[Excerpts from an interface dataset]
==========

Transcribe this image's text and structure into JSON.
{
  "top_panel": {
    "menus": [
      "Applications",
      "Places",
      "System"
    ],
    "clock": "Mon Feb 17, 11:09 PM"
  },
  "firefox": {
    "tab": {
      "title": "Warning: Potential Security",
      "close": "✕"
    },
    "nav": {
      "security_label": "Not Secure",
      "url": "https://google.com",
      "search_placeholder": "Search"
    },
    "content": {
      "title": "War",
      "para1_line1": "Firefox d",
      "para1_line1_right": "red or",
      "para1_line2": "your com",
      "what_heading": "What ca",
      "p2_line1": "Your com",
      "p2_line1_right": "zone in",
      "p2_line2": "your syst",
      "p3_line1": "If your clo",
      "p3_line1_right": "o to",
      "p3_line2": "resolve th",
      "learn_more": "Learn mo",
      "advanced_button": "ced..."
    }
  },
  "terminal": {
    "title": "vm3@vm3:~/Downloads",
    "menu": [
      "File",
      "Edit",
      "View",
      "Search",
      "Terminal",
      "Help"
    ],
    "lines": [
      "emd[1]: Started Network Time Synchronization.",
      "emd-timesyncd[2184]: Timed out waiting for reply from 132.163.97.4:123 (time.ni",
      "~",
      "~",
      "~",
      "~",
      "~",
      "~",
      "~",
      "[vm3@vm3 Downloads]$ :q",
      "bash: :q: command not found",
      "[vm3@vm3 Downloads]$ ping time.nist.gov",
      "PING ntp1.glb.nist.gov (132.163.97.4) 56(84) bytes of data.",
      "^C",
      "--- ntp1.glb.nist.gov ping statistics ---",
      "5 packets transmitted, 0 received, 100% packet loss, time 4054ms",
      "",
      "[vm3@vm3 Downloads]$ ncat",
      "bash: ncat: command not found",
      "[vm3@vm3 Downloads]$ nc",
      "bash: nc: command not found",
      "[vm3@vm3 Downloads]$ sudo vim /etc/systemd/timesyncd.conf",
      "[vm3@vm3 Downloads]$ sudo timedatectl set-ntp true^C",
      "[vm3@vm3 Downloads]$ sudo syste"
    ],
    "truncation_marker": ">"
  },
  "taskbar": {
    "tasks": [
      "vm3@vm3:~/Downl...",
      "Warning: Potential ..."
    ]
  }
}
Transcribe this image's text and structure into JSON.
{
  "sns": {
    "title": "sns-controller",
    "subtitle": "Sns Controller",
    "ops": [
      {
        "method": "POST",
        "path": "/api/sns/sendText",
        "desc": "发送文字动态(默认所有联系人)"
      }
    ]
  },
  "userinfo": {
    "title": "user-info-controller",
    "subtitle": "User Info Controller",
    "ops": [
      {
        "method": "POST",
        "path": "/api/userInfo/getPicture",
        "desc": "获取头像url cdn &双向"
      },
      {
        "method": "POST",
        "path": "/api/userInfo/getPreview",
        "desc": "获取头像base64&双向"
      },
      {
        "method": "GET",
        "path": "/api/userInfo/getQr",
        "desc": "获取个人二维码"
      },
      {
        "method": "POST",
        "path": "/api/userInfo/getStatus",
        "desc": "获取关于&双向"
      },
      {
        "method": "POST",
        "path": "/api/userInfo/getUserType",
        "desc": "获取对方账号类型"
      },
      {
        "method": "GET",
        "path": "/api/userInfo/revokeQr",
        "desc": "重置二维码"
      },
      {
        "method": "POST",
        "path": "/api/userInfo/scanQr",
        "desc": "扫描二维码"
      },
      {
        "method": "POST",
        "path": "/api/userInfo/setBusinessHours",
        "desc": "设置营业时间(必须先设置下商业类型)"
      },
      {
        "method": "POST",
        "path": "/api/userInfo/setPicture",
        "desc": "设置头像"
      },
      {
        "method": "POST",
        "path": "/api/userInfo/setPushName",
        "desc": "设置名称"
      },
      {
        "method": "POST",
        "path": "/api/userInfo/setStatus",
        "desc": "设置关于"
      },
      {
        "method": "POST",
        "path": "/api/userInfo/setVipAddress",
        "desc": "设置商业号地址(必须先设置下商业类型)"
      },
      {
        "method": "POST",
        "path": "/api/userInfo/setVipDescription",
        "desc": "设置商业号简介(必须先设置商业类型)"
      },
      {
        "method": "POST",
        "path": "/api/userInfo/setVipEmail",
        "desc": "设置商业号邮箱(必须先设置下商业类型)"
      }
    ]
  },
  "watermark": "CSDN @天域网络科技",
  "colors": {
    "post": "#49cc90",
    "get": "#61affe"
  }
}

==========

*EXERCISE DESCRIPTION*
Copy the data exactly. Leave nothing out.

*RESPONSE TO THE TASK*
Transcribe this image's text and structure into JSON.
{
  "top_panel": {
    "menus": [
      "Applications",
      "Places",
      "System"
    ],
    "clock": "Mon Feb 17, 11:09 PM"
  },
  "firefox": {
    "tab": {
      "title": "Warning: Potential Security",
      "close": "✕"
    },
    "nav": {
      "security_label": "Not Secure",
      "url": "https://google.com",
      "search_placeholder": "Search"
    },
    "content": {
      "title": "War",
      "para1_line1": "Firefox d",
      "para1_line1_right": "red or",
      "para1_line2": "your com",
      "what_heading": "What ca",
      "p2_line1": "Your com",
      "p2_line1_right": "zone in",
      "p2_line2": "your syst",
      "p3_line1": "If your clo",
      "p3_line1_right": "o to",
      "p3_line2": "resolve th",
      "learn_more": "Learn mo",
      "advanced_button": "ced..."
    }
  },
  "terminal": {
    "title": "vm3@vm3:~/Downloads",
    "menu": [
      "File",
      "Edit",
      "View",
      "Search",
      "Terminal",
      "Help"
    ],
    "lines": [
      "emd[1]: Started Network Time Synchronization.",
      "emd-timesyncd[2184]: Timed out waiting for reply from 132.163.97.4:123 (time.ni",
      "~",
      "~",
      "~",
      "~",
      "~",
      "~",
      "~",
      "[vm3@vm3 Downloads]$ :q",
      "bash: :q: command not found",
      "[vm3@vm3 Downloads]$ ping time.nist.gov",
      "PING ntp1.glb.nist.gov (132.163.97.4) 56(84) bytes of data.",
      "^C",
      "--- ntp1.glb.nist.gov ping statistics ---",
      "5 packets transmitted, 0 received, 100% packet loss, time 4054ms",
      "",
      "[vm3@vm3 Downloads]$ ncat",
      "bash: ncat: command not found",
      "[vm3@vm3 Downloads]$ nc",
      "bash: nc: command not found",
      "[vm3@vm3 Downloads]$ sudo vim /etc/systemd/timesyncd.conf",
      "[vm3@vm3 Downloads]$ sudo timedatectl set-ntp true^C",
      "[vm3@vm3 Downloads]$ sudo syste"
    ],
    "truncation_marker": ">"
  },
  "taskbar": {
    "tasks": [
      "vm3@vm3:~/Downl...",
      "Warning: Potential ..."
    ]
  }
}
Transcribe this image's text and structure into JSON.
{
  "sns": {
    "title": "sns-controller",
    "subtitle": "Sns Controller",
    "ops": [
      {
        "method": "POST",
        "path": "/api/sns/sendText",
        "desc": "发送文字动态(默认所有联系人)"
      }
    ]
  },
  "userinfo": {
    "title": "user-info-controller",
    "subtitle": "User Info Controller",
    "ops": [
      {
        "method": "POST",
        "path": "/api/userInfo/getPicture",
        "desc": "获取头像url cdn &双向"
      },
      {
        "method": "POST",
        "path": "/api/userInfo/getPreview",
        "desc": "获取头像base64&双向"
      },
      {
        "method": "GET",
        "path": "/api/userInfo/getQr",
        "desc": "获取个人二维码"
      },
      {
        "method": "POST",
        "path": "/api/userInfo/getStatus",
        "desc": "获取关于&双向"
      },
      {
        "method": "POST",
        "path": "/api/userInfo/getUserType",
        "desc": "获取对方账号类型"
      },
      {
        "method": "GET",
        "path": "/api/userInfo/revokeQr",
        "desc": "重置二维码"
      },
      {
        "method": "POST",
        "path": "/api/userInfo/scanQr",
        "desc": "扫描二维码"
      },
      {
        "method": "POST",
        "path": "/api/userInfo/setBusinessHours",
        "desc": "设置营业时间(必须先设置下商业类型)"
      },
      {
        "method": "POST",
        "path": "/api/userInfo/setPicture",
        "desc": "设置头像"
      },
      {
        "method": "POST",
        "path": "/api/userInfo/setPushName",
        "desc": "设置名称"
      },
      {
        "method": "POST",
        "path": "/api/userInfo/setStatus",
        "desc": "设置关于"
      },
      {
        "method": "POST",
        "path": "/api/userInfo/setVipAddress",
        "desc": "设置商业号地址(必须先设置下商业类型)"
      },
      {
        "method": "POST",
        "path": "/api/userInfo/setVipDescription",
        "desc": "设置商业号简介(必须先设置商业类型)"
      },
      {
        "method": "POST",
        "path": "/api/userInfo/setVipEmail",
        "desc": "设置商业号邮箱(必须先设置下商业类型)"
      }
    ]
  },
  "watermark": "CSDN @天域网络科技",
  "colors": {
    "post": "#49cc90",
    "get": "#61affe"
  }
}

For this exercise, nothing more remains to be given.